The school, established in 1984, houses and educates 300 physically disabled and visually impaired children from all over Zwazulu-Natal. Kingdom of the Zulu in South Africa, helping them to become independent and responsible citizens of the community. Its name means “Place of Hope” and operates under the motto “Phila Ufunde” – Live and Learn.
“The first time I visited South Africa and the school and (was) taken on a tour of the campus, I immediately knew that this was something that I wanted to become a part of,” said Maliszewski, a software architect at HCSS. “At Ethembeni, 300 beautiful children live, learn and give us joy and hope.”
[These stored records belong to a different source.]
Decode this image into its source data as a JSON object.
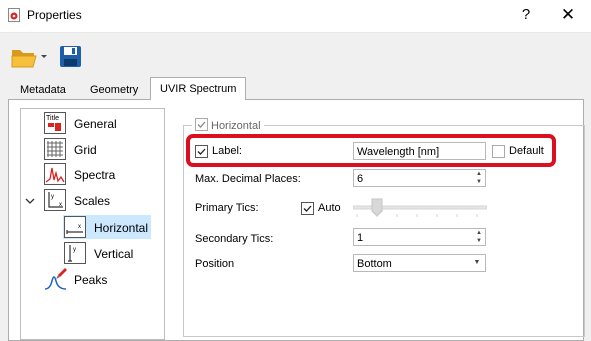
{
  "window": {
    "title": "Properties",
    "help": "?",
    "close": "✕"
  },
  "toolbar": {
    "open_icon": "folder-open-icon",
    "save_icon": "save-disk-icon"
  },
  "tabs": [
    {
      "label": "Metadata",
      "active": false
    },
    {
      "label": "Geometry",
      "active": false
    },
    {
      "label": "UVIR Spectrum",
      "active": true
    }
  ],
  "tree": {
    "items": [
      {
        "label": "General",
        "icon": "title-icon"
      },
      {
        "label": "Grid",
        "icon": "grid-icon"
      },
      {
        "label": "Spectra",
        "icon": "spectra-icon"
      },
      {
        "label": "Scales",
        "icon": "scales-icon",
        "expanded": true
      },
      {
        "label": "Horizontal",
        "icon": "horizontal-scale-icon",
        "selected": true
      },
      {
        "label": "Vertical",
        "icon": "vertical-scale-icon"
      },
      {
        "label": "Peaks",
        "icon": "peaks-icon"
      }
    ]
  },
  "group": {
    "title": "Horizontal",
    "checked": true,
    "label_row": {
      "label": "Label:",
      "checked": true,
      "value": "Wavelength [nm]",
      "default_label": "Default",
      "default_checked": false
    },
    "decimal_places": {
      "label": "Max. Decimal Places:",
      "value": "6"
    },
    "primary_tics": {
      "label": "Primary Tics:",
      "auto_label": "Auto",
      "auto_checked": true
    },
    "secondary_tics": {
      "label": "Secondary Tics:",
      "value": "1"
    },
    "position": {
      "label": "Position",
      "value": "Bottom"
    }
  },
  "colors": {
    "highlight": "#d9101f",
    "selection": "#cce8ff"
  }
}
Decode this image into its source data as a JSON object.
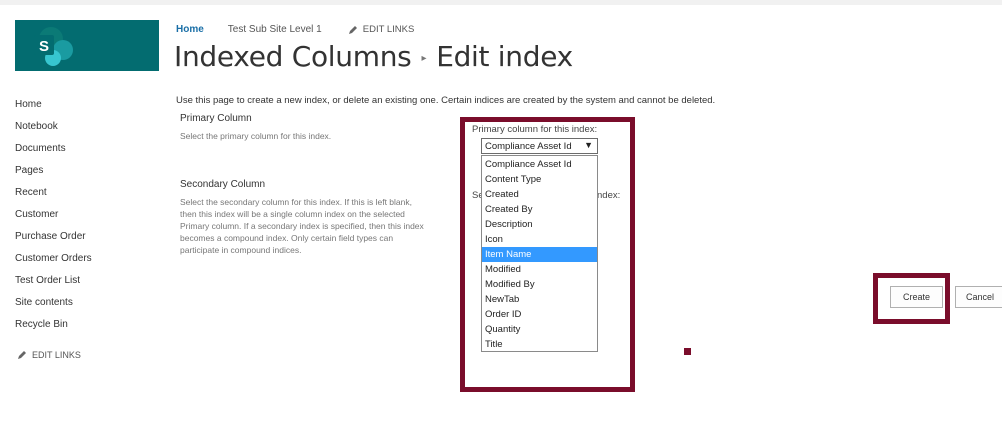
{
  "header": {
    "breadcrumb_home": "Home",
    "breadcrumb_subsite": "Test Sub Site Level 1",
    "edit_links": "EDIT LINKS"
  },
  "title": {
    "part1": "Indexed Columns",
    "separator": "▸",
    "part2": "Edit index"
  },
  "sidebar": {
    "items": [
      {
        "label": "Home"
      },
      {
        "label": "Notebook"
      },
      {
        "label": "Documents"
      },
      {
        "label": "Pages"
      },
      {
        "label": "Recent"
      },
      {
        "label": "Customer"
      },
      {
        "label": "Purchase Order"
      },
      {
        "label": "Customer Orders"
      },
      {
        "label": "Test Order List"
      },
      {
        "label": "Site contents"
      },
      {
        "label": "Recycle Bin"
      }
    ],
    "edit_links": "EDIT LINKS"
  },
  "main": {
    "intro": "Use this page to create a new index, or delete an existing one. Certain indices are created by the system and cannot be deleted.",
    "primary": {
      "title": "Primary Column",
      "desc": "Select the primary column for this index.",
      "field_label": "Primary column for this index:"
    },
    "secondary": {
      "title": "Secondary Column",
      "desc_lines": [
        "Select the secondary column for this index. If this is left blank,",
        "then this index will be a single column index on the selected",
        "Primary column. If a secondary index is specified, then this index",
        "becomes a compound index. Only certain field types can",
        "participate in compound indices."
      ],
      "label_left_fragment": "Se",
      "label_right_fragment": "ndex:"
    },
    "select": {
      "value": "Compliance Asset Id",
      "arrow": "▼",
      "options": [
        "Compliance Asset Id",
        "Content Type",
        "Created",
        "Created By",
        "Description",
        "Icon",
        "Item Name",
        "Modified",
        "Modified By",
        "NewTab",
        "Order ID",
        "Quantity",
        "Title"
      ],
      "highlighted": "Item Name"
    },
    "buttons": {
      "create": "Create",
      "cancel": "Cancel"
    }
  },
  "colors": {
    "logo_bg": "#036c70",
    "link_blue": "#1a6fa7",
    "highlight_border": "#7a0d2b",
    "selected_option": "#3399ff"
  }
}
But Maliszewski is not one to just throw money at situation and call it day. Rather, Maliszewski gives it his heart, his soul, and his body.
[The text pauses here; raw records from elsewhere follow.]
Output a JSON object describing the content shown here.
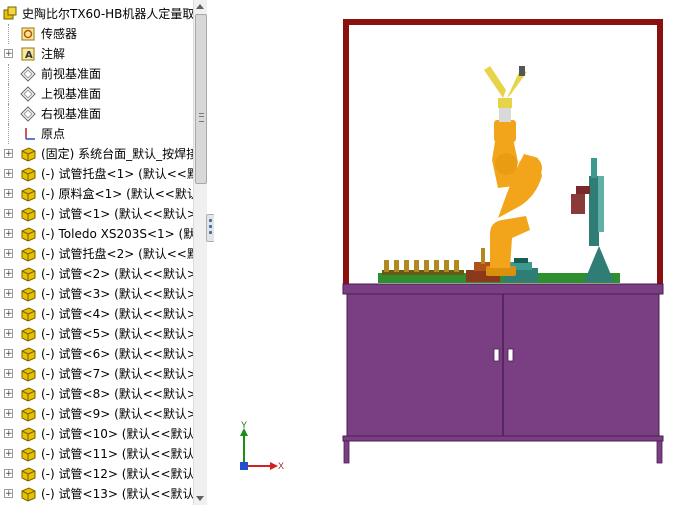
{
  "tree": {
    "rows": [
      {
        "label": "史陶比尔TX60-HB机器人定量取",
        "icon": "assembly-icon",
        "expander": "none"
      },
      {
        "label": "传感器",
        "icon": "sensor-icon",
        "expander": "tree-line"
      },
      {
        "label": "注解",
        "icon": "annotation-icon",
        "expander": "plus"
      },
      {
        "label": "前视基准面",
        "icon": "plane-icon",
        "expander": "tree-line"
      },
      {
        "label": "上视基准面",
        "icon": "plane-icon",
        "expander": "tree-line"
      },
      {
        "label": "右视基准面",
        "icon": "plane-icon",
        "expander": "tree-line"
      },
      {
        "label": "原点",
        "icon": "origin-icon",
        "expander": "tree-line"
      },
      {
        "label": "(固定) 系统台面_默认_按焊接",
        "icon": "part-icon",
        "expander": "plus"
      },
      {
        "label": "(-) 试管托盘<1> (默认<<默",
        "icon": "part-icon",
        "expander": "plus"
      },
      {
        "label": "(-) 原料盒<1> (默认<<默认",
        "icon": "part-icon",
        "expander": "plus"
      },
      {
        "label": "(-) 试管<1> (默认<<默认>",
        "icon": "part-icon",
        "expander": "plus"
      },
      {
        "label": "(-) Toledo XS203S<1> (默",
        "icon": "part-icon",
        "expander": "plus"
      },
      {
        "label": "(-) 试管托盘<2> (默认<<默",
        "icon": "part-icon",
        "expander": "plus"
      },
      {
        "label": "(-) 试管<2> (默认<<默认>",
        "icon": "part-icon",
        "expander": "plus"
      },
      {
        "label": "(-) 试管<3> (默认<<默认>",
        "icon": "part-icon",
        "expander": "plus"
      },
      {
        "label": "(-) 试管<4> (默认<<默认>",
        "icon": "part-icon",
        "expander": "plus"
      },
      {
        "label": "(-) 试管<5> (默认<<默认>",
        "icon": "part-icon",
        "expander": "plus"
      },
      {
        "label": "(-) 试管<6> (默认<<默认>",
        "icon": "part-icon",
        "expander": "plus"
      },
      {
        "label": "(-) 试管<7> (默认<<默认>",
        "icon": "part-icon",
        "expander": "plus"
      },
      {
        "label": "(-) 试管<8> (默认<<默认>",
        "icon": "part-icon",
        "expander": "plus"
      },
      {
        "label": "(-) 试管<9> (默认<<默认>",
        "icon": "part-icon",
        "expander": "plus"
      },
      {
        "label": "(-) 试管<10> (默认<<默认",
        "icon": "part-icon",
        "expander": "plus"
      },
      {
        "label": "(-) 试管<11> (默认<<默认",
        "icon": "part-icon",
        "expander": "plus"
      },
      {
        "label": "(-) 试管<12> (默认<<默认",
        "icon": "part-icon",
        "expander": "plus"
      },
      {
        "label": "(-) 试管<13> (默认<<默认",
        "icon": "part-icon",
        "expander": "plus"
      }
    ]
  },
  "viewport": {
    "triad": {
      "x_label": "X",
      "y_label": "Y"
    },
    "colors": {
      "frame": "#8b1010",
      "cabinet": "#7a3f82",
      "cabinet_edge": "#4a1f52",
      "robot": "#f2a51a",
      "gripper": "#e6d44a",
      "base_plate": "#2e8f2e",
      "stand": "#2f7d75",
      "tube": "#b08a20"
    }
  }
}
At the end of May, Maliszewski will travel to South Africa to compete in the Comrades Ultra Marathon, the world’s oldest and largest ultra marathon with 23,000 runners battling time, elements, their bodies, and the race itself for 56 miles. The race alternates annually between the “up” run on the terrain and the “down” run. That’s a little misleading, however, as there are plenty of ups and downs in both versions. This year’s race is an “up,” though, and Maliszewski is ready. This will be his fourth time competing in the 90-year-old race, and he averages about 25 races per year, ranging from 5Ks (3.1 miles) to 135 miles each.
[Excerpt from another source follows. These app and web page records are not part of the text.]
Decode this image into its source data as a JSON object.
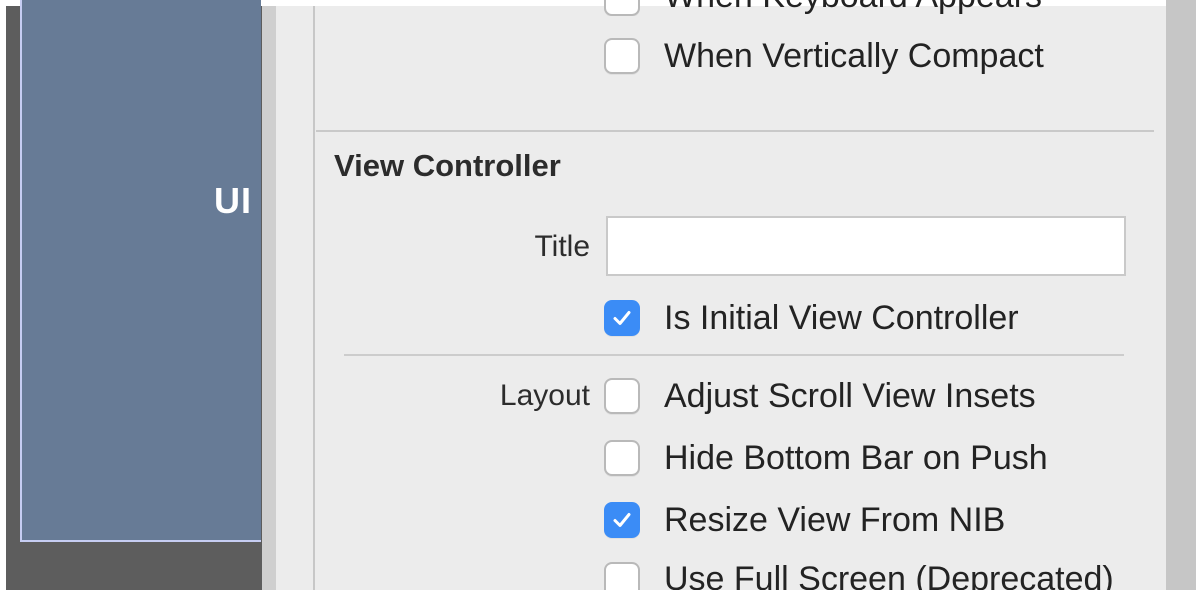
{
  "canvas": {
    "view_controller_label": "UI"
  },
  "inspector": {
    "top_options": [
      {
        "label": "When Keyboard Appears",
        "checked": false
      },
      {
        "label": "When Vertically Compact",
        "checked": false
      }
    ],
    "view_controller_section": {
      "title": "View Controller",
      "title_field": {
        "label": "Title",
        "value": "",
        "placeholder": ""
      },
      "is_initial": {
        "label": "Is Initial View Controller",
        "checked": true
      },
      "layout_label": "Layout",
      "layout_options": [
        {
          "label": "Adjust Scroll View Insets",
          "checked": false
        },
        {
          "label": "Hide Bottom Bar on Push",
          "checked": false
        },
        {
          "label": "Resize View From NIB",
          "checked": true
        },
        {
          "label": "Use Full Screen (Deprecated)",
          "checked": false
        }
      ]
    }
  },
  "colors": {
    "accent": "#3b8cf6",
    "view_fill": "#677b96",
    "canvas_bg": "#5d5d5d",
    "inspector_bg": "#ececec"
  }
}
“I am physically ready,” he said. “Sometimes when running the greater distances, it’s a matter of being psychologically ready. You really have to prepare yourself, mentally, to be on your feet and sometimes in pair for – in this case, nine hours or so. Along those lines, I feel like I am mentally prepared for running.”
His goal this year is to finish better than he did in 2013 – the last time the race was an “up.”
“I had a pretty rough time as the temperatures were hot and I had some issues with my legs cramping and seizing that slowed me,” he said.
He also would like to run a time comparable to his “down” time in 2014, which was about 8 hours, 54 minutes.
“Anything under nine hours gives you a special medal awarded, called the Bill Rowan Medal,” he said.
But Maliszewski also has another motivation – the students at the Ethembeni School, which gets very little support from the South African government and relies primarily on the generosity of donors. All funds raised will go to the school for much-needed equipment and improvements.
“I believe that running becomes infinitely more satisfying when you run for a reason or a cause,” Maliszewski said. “A lot of times, people get so caught up in running for a certain time or distance that they lose sight of things that are important in life. Don’t get me wrong – I love competing with myself and redefining what I previously (thought) I was capable of. But I think by running these long distances, I hope to bring awareness to these children to give them a voice. I want to help them reach more and more people.
“I don’t get anything from raising money for the school other than, hopefully, in a small part, I hope to make a different in their lives, to show them that they do matter and that they can grow up to become whatever they dream of being.”
Anyone wishing to help Maliszewski help the Ethembeni School may donate here.
Learn more about the Ethembeni School here.